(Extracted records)
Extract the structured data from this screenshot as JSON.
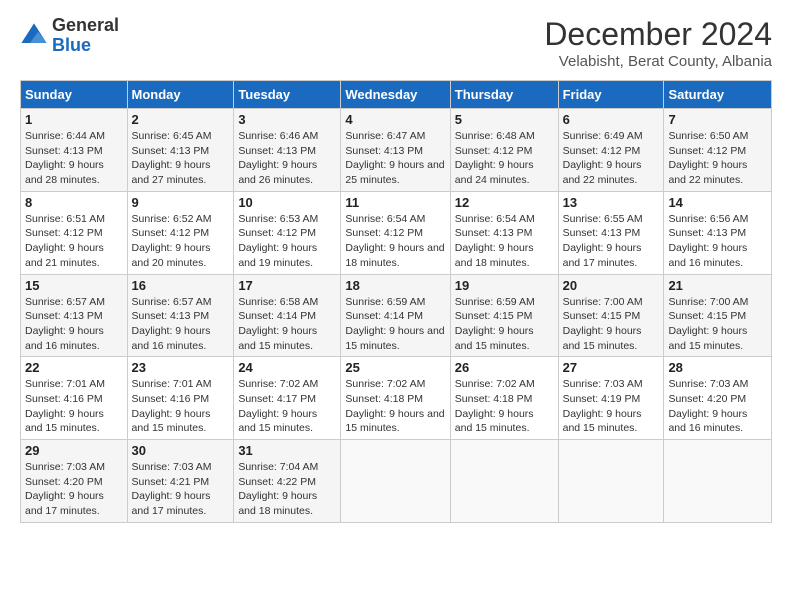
{
  "logo": {
    "general": "General",
    "blue": "Blue"
  },
  "title": "December 2024",
  "subtitle": "Velabisht, Berat County, Albania",
  "days_of_week": [
    "Sunday",
    "Monday",
    "Tuesday",
    "Wednesday",
    "Thursday",
    "Friday",
    "Saturday"
  ],
  "weeks": [
    [
      {
        "day": "1",
        "sunrise": "6:44 AM",
        "sunset": "4:13 PM",
        "daylight": "9 hours and 28 minutes."
      },
      {
        "day": "2",
        "sunrise": "6:45 AM",
        "sunset": "4:13 PM",
        "daylight": "9 hours and 27 minutes."
      },
      {
        "day": "3",
        "sunrise": "6:46 AM",
        "sunset": "4:13 PM",
        "daylight": "9 hours and 26 minutes."
      },
      {
        "day": "4",
        "sunrise": "6:47 AM",
        "sunset": "4:13 PM",
        "daylight": "9 hours and 25 minutes."
      },
      {
        "day": "5",
        "sunrise": "6:48 AM",
        "sunset": "4:12 PM",
        "daylight": "9 hours and 24 minutes."
      },
      {
        "day": "6",
        "sunrise": "6:49 AM",
        "sunset": "4:12 PM",
        "daylight": "9 hours and 22 minutes."
      },
      {
        "day": "7",
        "sunrise": "6:50 AM",
        "sunset": "4:12 PM",
        "daylight": "9 hours and 22 minutes."
      }
    ],
    [
      {
        "day": "8",
        "sunrise": "6:51 AM",
        "sunset": "4:12 PM",
        "daylight": "9 hours and 21 minutes."
      },
      {
        "day": "9",
        "sunrise": "6:52 AM",
        "sunset": "4:12 PM",
        "daylight": "9 hours and 20 minutes."
      },
      {
        "day": "10",
        "sunrise": "6:53 AM",
        "sunset": "4:12 PM",
        "daylight": "9 hours and 19 minutes."
      },
      {
        "day": "11",
        "sunrise": "6:54 AM",
        "sunset": "4:12 PM",
        "daylight": "9 hours and 18 minutes."
      },
      {
        "day": "12",
        "sunrise": "6:54 AM",
        "sunset": "4:13 PM",
        "daylight": "9 hours and 18 minutes."
      },
      {
        "day": "13",
        "sunrise": "6:55 AM",
        "sunset": "4:13 PM",
        "daylight": "9 hours and 17 minutes."
      },
      {
        "day": "14",
        "sunrise": "6:56 AM",
        "sunset": "4:13 PM",
        "daylight": "9 hours and 16 minutes."
      }
    ],
    [
      {
        "day": "15",
        "sunrise": "6:57 AM",
        "sunset": "4:13 PM",
        "daylight": "9 hours and 16 minutes."
      },
      {
        "day": "16",
        "sunrise": "6:57 AM",
        "sunset": "4:13 PM",
        "daylight": "9 hours and 16 minutes."
      },
      {
        "day": "17",
        "sunrise": "6:58 AM",
        "sunset": "4:14 PM",
        "daylight": "9 hours and 15 minutes."
      },
      {
        "day": "18",
        "sunrise": "6:59 AM",
        "sunset": "4:14 PM",
        "daylight": "9 hours and 15 minutes."
      },
      {
        "day": "19",
        "sunrise": "6:59 AM",
        "sunset": "4:15 PM",
        "daylight": "9 hours and 15 minutes."
      },
      {
        "day": "20",
        "sunrise": "7:00 AM",
        "sunset": "4:15 PM",
        "daylight": "9 hours and 15 minutes."
      },
      {
        "day": "21",
        "sunrise": "7:00 AM",
        "sunset": "4:15 PM",
        "daylight": "9 hours and 15 minutes."
      }
    ],
    [
      {
        "day": "22",
        "sunrise": "7:01 AM",
        "sunset": "4:16 PM",
        "daylight": "9 hours and 15 minutes."
      },
      {
        "day": "23",
        "sunrise": "7:01 AM",
        "sunset": "4:16 PM",
        "daylight": "9 hours and 15 minutes."
      },
      {
        "day": "24",
        "sunrise": "7:02 AM",
        "sunset": "4:17 PM",
        "daylight": "9 hours and 15 minutes."
      },
      {
        "day": "25",
        "sunrise": "7:02 AM",
        "sunset": "4:18 PM",
        "daylight": "9 hours and 15 minutes."
      },
      {
        "day": "26",
        "sunrise": "7:02 AM",
        "sunset": "4:18 PM",
        "daylight": "9 hours and 15 minutes."
      },
      {
        "day": "27",
        "sunrise": "7:03 AM",
        "sunset": "4:19 PM",
        "daylight": "9 hours and 15 minutes."
      },
      {
        "day": "28",
        "sunrise": "7:03 AM",
        "sunset": "4:20 PM",
        "daylight": "9 hours and 16 minutes."
      }
    ],
    [
      {
        "day": "29",
        "sunrise": "7:03 AM",
        "sunset": "4:20 PM",
        "daylight": "9 hours and 17 minutes."
      },
      {
        "day": "30",
        "sunrise": "7:03 AM",
        "sunset": "4:21 PM",
        "daylight": "9 hours and 17 minutes."
      },
      {
        "day": "31",
        "sunrise": "7:04 AM",
        "sunset": "4:22 PM",
        "daylight": "9 hours and 18 minutes."
      },
      null,
      null,
      null,
      null
    ]
  ]
}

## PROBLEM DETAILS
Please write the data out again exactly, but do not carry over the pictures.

## SOLUTION FOR THIS EXERCISE
Extract the structured data from this screenshot as JSON.
{
  "logo": {
    "general": "General",
    "blue": "Blue"
  },
  "title": "December 2024",
  "subtitle": "Velabisht, Berat County, Albania",
  "days_of_week": [
    "Sunday",
    "Monday",
    "Tuesday",
    "Wednesday",
    "Thursday",
    "Friday",
    "Saturday"
  ],
  "weeks": [
    [
      {
        "day": "1",
        "sunrise": "6:44 AM",
        "sunset": "4:13 PM",
        "daylight": "9 hours and 28 minutes."
      },
      {
        "day": "2",
        "sunrise": "6:45 AM",
        "sunset": "4:13 PM",
        "daylight": "9 hours and 27 minutes."
      },
      {
        "day": "3",
        "sunrise": "6:46 AM",
        "sunset": "4:13 PM",
        "daylight": "9 hours and 26 minutes."
      },
      {
        "day": "4",
        "sunrise": "6:47 AM",
        "sunset": "4:13 PM",
        "daylight": "9 hours and 25 minutes."
      },
      {
        "day": "5",
        "sunrise": "6:48 AM",
        "sunset": "4:12 PM",
        "daylight": "9 hours and 24 minutes."
      },
      {
        "day": "6",
        "sunrise": "6:49 AM",
        "sunset": "4:12 PM",
        "daylight": "9 hours and 22 minutes."
      },
      {
        "day": "7",
        "sunrise": "6:50 AM",
        "sunset": "4:12 PM",
        "daylight": "9 hours and 22 minutes."
      }
    ],
    [
      {
        "day": "8",
        "sunrise": "6:51 AM",
        "sunset": "4:12 PM",
        "daylight": "9 hours and 21 minutes."
      },
      {
        "day": "9",
        "sunrise": "6:52 AM",
        "sunset": "4:12 PM",
        "daylight": "9 hours and 20 minutes."
      },
      {
        "day": "10",
        "sunrise": "6:53 AM",
        "sunset": "4:12 PM",
        "daylight": "9 hours and 19 minutes."
      },
      {
        "day": "11",
        "sunrise": "6:54 AM",
        "sunset": "4:12 PM",
        "daylight": "9 hours and 18 minutes."
      },
      {
        "day": "12",
        "sunrise": "6:54 AM",
        "sunset": "4:13 PM",
        "daylight": "9 hours and 18 minutes."
      },
      {
        "day": "13",
        "sunrise": "6:55 AM",
        "sunset": "4:13 PM",
        "daylight": "9 hours and 17 minutes."
      },
      {
        "day": "14",
        "sunrise": "6:56 AM",
        "sunset": "4:13 PM",
        "daylight": "9 hours and 16 minutes."
      }
    ],
    [
      {
        "day": "15",
        "sunrise": "6:57 AM",
        "sunset": "4:13 PM",
        "daylight": "9 hours and 16 minutes."
      },
      {
        "day": "16",
        "sunrise": "6:57 AM",
        "sunset": "4:13 PM",
        "daylight": "9 hours and 16 minutes."
      },
      {
        "day": "17",
        "sunrise": "6:58 AM",
        "sunset": "4:14 PM",
        "daylight": "9 hours and 15 minutes."
      },
      {
        "day": "18",
        "sunrise": "6:59 AM",
        "sunset": "4:14 PM",
        "daylight": "9 hours and 15 minutes."
      },
      {
        "day": "19",
        "sunrise": "6:59 AM",
        "sunset": "4:15 PM",
        "daylight": "9 hours and 15 minutes."
      },
      {
        "day": "20",
        "sunrise": "7:00 AM",
        "sunset": "4:15 PM",
        "daylight": "9 hours and 15 minutes."
      },
      {
        "day": "21",
        "sunrise": "7:00 AM",
        "sunset": "4:15 PM",
        "daylight": "9 hours and 15 minutes."
      }
    ],
    [
      {
        "day": "22",
        "sunrise": "7:01 AM",
        "sunset": "4:16 PM",
        "daylight": "9 hours and 15 minutes."
      },
      {
        "day": "23",
        "sunrise": "7:01 AM",
        "sunset": "4:16 PM",
        "daylight": "9 hours and 15 minutes."
      },
      {
        "day": "24",
        "sunrise": "7:02 AM",
        "sunset": "4:17 PM",
        "daylight": "9 hours and 15 minutes."
      },
      {
        "day": "25",
        "sunrise": "7:02 AM",
        "sunset": "4:18 PM",
        "daylight": "9 hours and 15 minutes."
      },
      {
        "day": "26",
        "sunrise": "7:02 AM",
        "sunset": "4:18 PM",
        "daylight": "9 hours and 15 minutes."
      },
      {
        "day": "27",
        "sunrise": "7:03 AM",
        "sunset": "4:19 PM",
        "daylight": "9 hours and 15 minutes."
      },
      {
        "day": "28",
        "sunrise": "7:03 AM",
        "sunset": "4:20 PM",
        "daylight": "9 hours and 16 minutes."
      }
    ],
    [
      {
        "day": "29",
        "sunrise": "7:03 AM",
        "sunset": "4:20 PM",
        "daylight": "9 hours and 17 minutes."
      },
      {
        "day": "30",
        "sunrise": "7:03 AM",
        "sunset": "4:21 PM",
        "daylight": "9 hours and 17 minutes."
      },
      {
        "day": "31",
        "sunrise": "7:04 AM",
        "sunset": "4:22 PM",
        "daylight": "9 hours and 18 minutes."
      },
      null,
      null,
      null,
      null
    ]
  ]
}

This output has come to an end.